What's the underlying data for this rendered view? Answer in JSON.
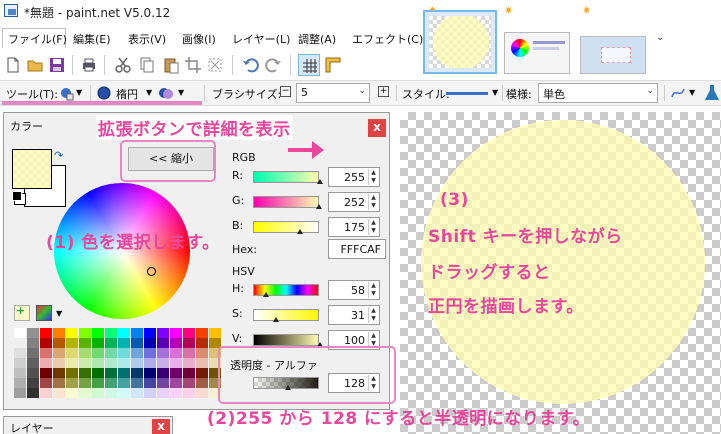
{
  "window": {
    "title": "*無題 - paint.net V5.0.12"
  },
  "menu": {
    "items": [
      "ファイル(F)",
      "編集(E)",
      "表示(V)",
      "画像(I)",
      "レイヤー(L)",
      "調整(A)",
      "エフェクト(C)"
    ]
  },
  "toolbar": {
    "tool_label": "ツール(T):",
    "shape_label": "楕円",
    "brush_size_label": "ブラシサイズ:",
    "brush_size_value": "5",
    "style_label": "スタイル:",
    "pattern_label": "模様:",
    "pattern_value": "単色"
  },
  "colors_panel": {
    "title": "カラー",
    "close": "x",
    "shrink_button": "<< 縮小",
    "primary_color": "#FFFCAF",
    "rgb_label": "RGB",
    "hex_label": "Hex:",
    "hex_value": "FFFCAF",
    "hsv_label": "HSV",
    "alpha_label": "透明度 - アルファ",
    "sliders": {
      "r": {
        "label": "R:",
        "value": "255",
        "fill": 1.0
      },
      "g": {
        "label": "G:",
        "value": "252",
        "fill": 0.988
      },
      "b": {
        "label": "B:",
        "value": "175",
        "fill": 0.686
      },
      "h": {
        "label": "H:",
        "value": "58",
        "fill": 0.161
      },
      "s": {
        "label": "S:",
        "value": "31",
        "fill": 0.31
      },
      "v": {
        "label": "V:",
        "value": "100",
        "fill": 1.0
      },
      "a": {
        "value": "128",
        "fill": 0.5
      }
    }
  },
  "layers_panel": {
    "title": "レイヤー",
    "close": "x"
  },
  "annotations": {
    "expand": "拡張ボタンで詳細を表示",
    "step1": "(1) 色を選択します。",
    "step2": "(2)255 から 128 にすると半透明になります。",
    "step3_num": "(3)",
    "step3_l1": "Shift キーを押しながら",
    "step3_l2": "ドラッグすると",
    "step3_l3": "正円を描画します。"
  }
}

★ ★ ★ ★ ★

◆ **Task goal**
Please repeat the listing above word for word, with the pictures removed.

◆ **Solution for this problem**
What's the underlying data for this rendered view? Answer in JSON.
{
  "window": {
    "title": "*無題 - paint.net V5.0.12"
  },
  "menu": {
    "items": [
      "ファイル(F)",
      "編集(E)",
      "表示(V)",
      "画像(I)",
      "レイヤー(L)",
      "調整(A)",
      "エフェクト(C)"
    ]
  },
  "toolbar": {
    "tool_label": "ツール(T):",
    "shape_label": "楕円",
    "brush_size_label": "ブラシサイズ:",
    "brush_size_value": "5",
    "style_label": "スタイル:",
    "pattern_label": "模様:",
    "pattern_value": "単色"
  },
  "colors_panel": {
    "title": "カラー",
    "close": "x",
    "shrink_button": "<< 縮小",
    "primary_color": "#FFFCAF",
    "rgb_label": "RGB",
    "hex_label": "Hex:",
    "hex_value": "FFFCAF",
    "hsv_label": "HSV",
    "alpha_label": "透明度 - アルファ",
    "sliders": {
      "r": {
        "label": "R:",
        "value": "255",
        "fill": 1.0
      },
      "g": {
        "label": "G:",
        "value": "252",
        "fill": 0.988
      },
      "b": {
        "label": "B:",
        "value": "175",
        "fill": 0.686
      },
      "h": {
        "label": "H:",
        "value": "58",
        "fill": 0.161
      },
      "s": {
        "label": "S:",
        "value": "31",
        "fill": 0.31
      },
      "v": {
        "label": "V:",
        "value": "100",
        "fill": 1.0
      },
      "a": {
        "value": "128",
        "fill": 0.5
      }
    }
  },
  "layers_panel": {
    "title": "レイヤー",
    "close": "x"
  },
  "annotations": {
    "expand": "拡張ボタンで詳細を表示",
    "step1": "(1) 色を選択します。",
    "step2": "(2)255 から 128 にすると半透明になります。",
    "step3_num": "(3)",
    "step3_l1": "Shift キーを押しながら",
    "step3_l2": "ドラッグすると",
    "step3_l3": "正円を描画します。"
  }
}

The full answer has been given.